Other common issues that can lead to significant problems include water pump failure, faulty PCV valves, and failing ignition coils. Depending on the severity of the failure, these issues can lead to significant damage in the engine, so it’s important to diagnose and repair them as soon as possible.

How much hp can a LS take?

The answer to the question of how much horsepower a LS engine can take really depends on the type of LS engine and whether it has been modified or not. Generally, a stock LS engine is capable of supporting around 500 horsepower without any major modifications, however this is highly dependent on the supporting parts and correct tuning.

With well-built tuning and supporting components, LS engines can often support up to around 700 horsepower or even more in some cases. Additionally, many aftermarket kits exist which can greatly increase the amount of horsepower that an LS engine can support.

Ultimately, the amount of horsepower that a specific LS engine can take is highly dependent on the individual engine characteristics, modifications, and supporting components.

How long does an LS swap take?

The time it takes to complete an LS swap can vary greatly depending on the type of vehicle and the complexity and scope of the project. For an experienced mechanic or fabrication shop, it might be possible to do the swap in one full day, but more complex projects could take significantly longer.

The amount of preparation and research needed beforehand is also a key factor that can affect the timeline.
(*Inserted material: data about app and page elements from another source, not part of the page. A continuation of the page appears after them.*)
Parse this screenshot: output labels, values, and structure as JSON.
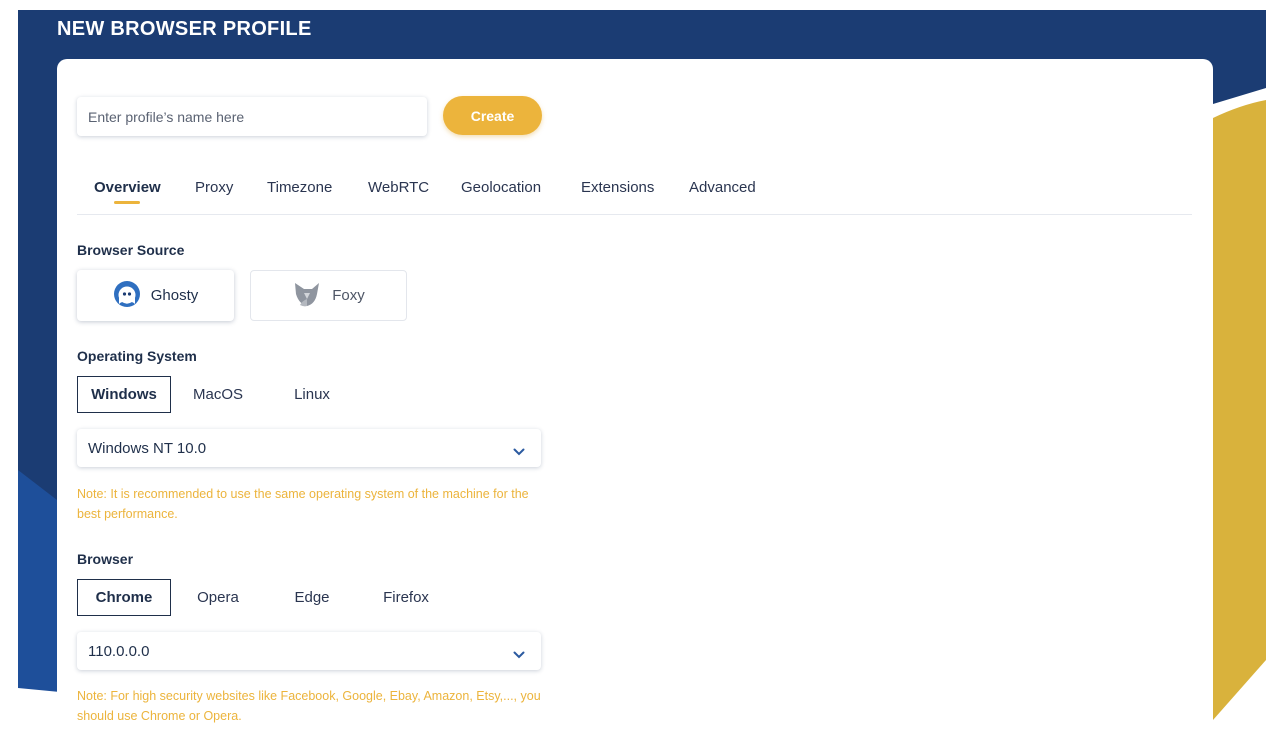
{
  "page": {
    "title": "NEW BROWSER PROFILE"
  },
  "colors": {
    "accent": "#ecb43c",
    "navy": "#1b3c73",
    "gold": "#d9b23c"
  },
  "profile": {
    "name_placeholder": "Enter profile’s name here",
    "name_value": "",
    "create_label": "Create"
  },
  "tabs": [
    {
      "label": "Overview",
      "active": true
    },
    {
      "label": "Proxy"
    },
    {
      "label": "Timezone"
    },
    {
      "label": "WebRTC"
    },
    {
      "label": "Geolocation"
    },
    {
      "label": "Extensions"
    },
    {
      "label": "Advanced"
    }
  ],
  "browser_source": {
    "label": "Browser Source",
    "options": [
      {
        "label": "Ghosty",
        "icon": "ghost-logo-icon",
        "selected": true
      },
      {
        "label": "Foxy",
        "icon": "fox-logo-icon",
        "selected": false
      }
    ]
  },
  "os": {
    "label": "Operating System",
    "options": [
      "Windows",
      "MacOS",
      "Linux"
    ],
    "selected": "Windows",
    "version": "Windows NT 10.0",
    "note": "Note: It is recommended to use the same operating system of the machine for the best performance."
  },
  "browser": {
    "label": "Browser",
    "options": [
      "Chrome",
      "Opera",
      "Edge",
      "Firefox"
    ],
    "selected": "Chrome",
    "version": "110.0.0.0",
    "note": "Note: For high security websites like Facebook, Google, Ebay, Amazon, Etsy,..., you should use Chrome or Opera."
  }
}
Depending on the specific vehicle and engine, it could take several days of research to make sure the right parts are compatible and properly adapted, as well as collecting all the necessary tools and components.

Installing the engine itself typically requires 8 to 10 hours per engine, but this number can vary wildly. To complete the LS swap, extra time will also have to be taken to mount the radiator, transmission, transfer case, wiring, exhaust components, and the fuel system.

This can include fabricating new parts and making sure the existing components are up to par. As a result, the time it takes to finish an LS swap can be anywhere from a few days for more straightforward projects to weeks for extreme projects.

Can you change a v4 to a V6?

Yes, you can change a V4 engine to a V6 engine. It is important to note, however, that this type of engine swap is complex, requiring significant mechanical expertise and aftermarket parts. The most important components to consider are the engine block, the intake manifold, the exhaust manifold, the cooling system, and the fuel delivery system.

All of these parts must be designed to work with the new engine. Additionally, a new wiring harness and ECU must be supplied as well as a new computer programming. A suspension system, brakes, and transmission may also need to be changed or updated in order to maximize the performance of the new engine.

Ultimately, a V6 engine swap is doable, but can be expensive and time consuming.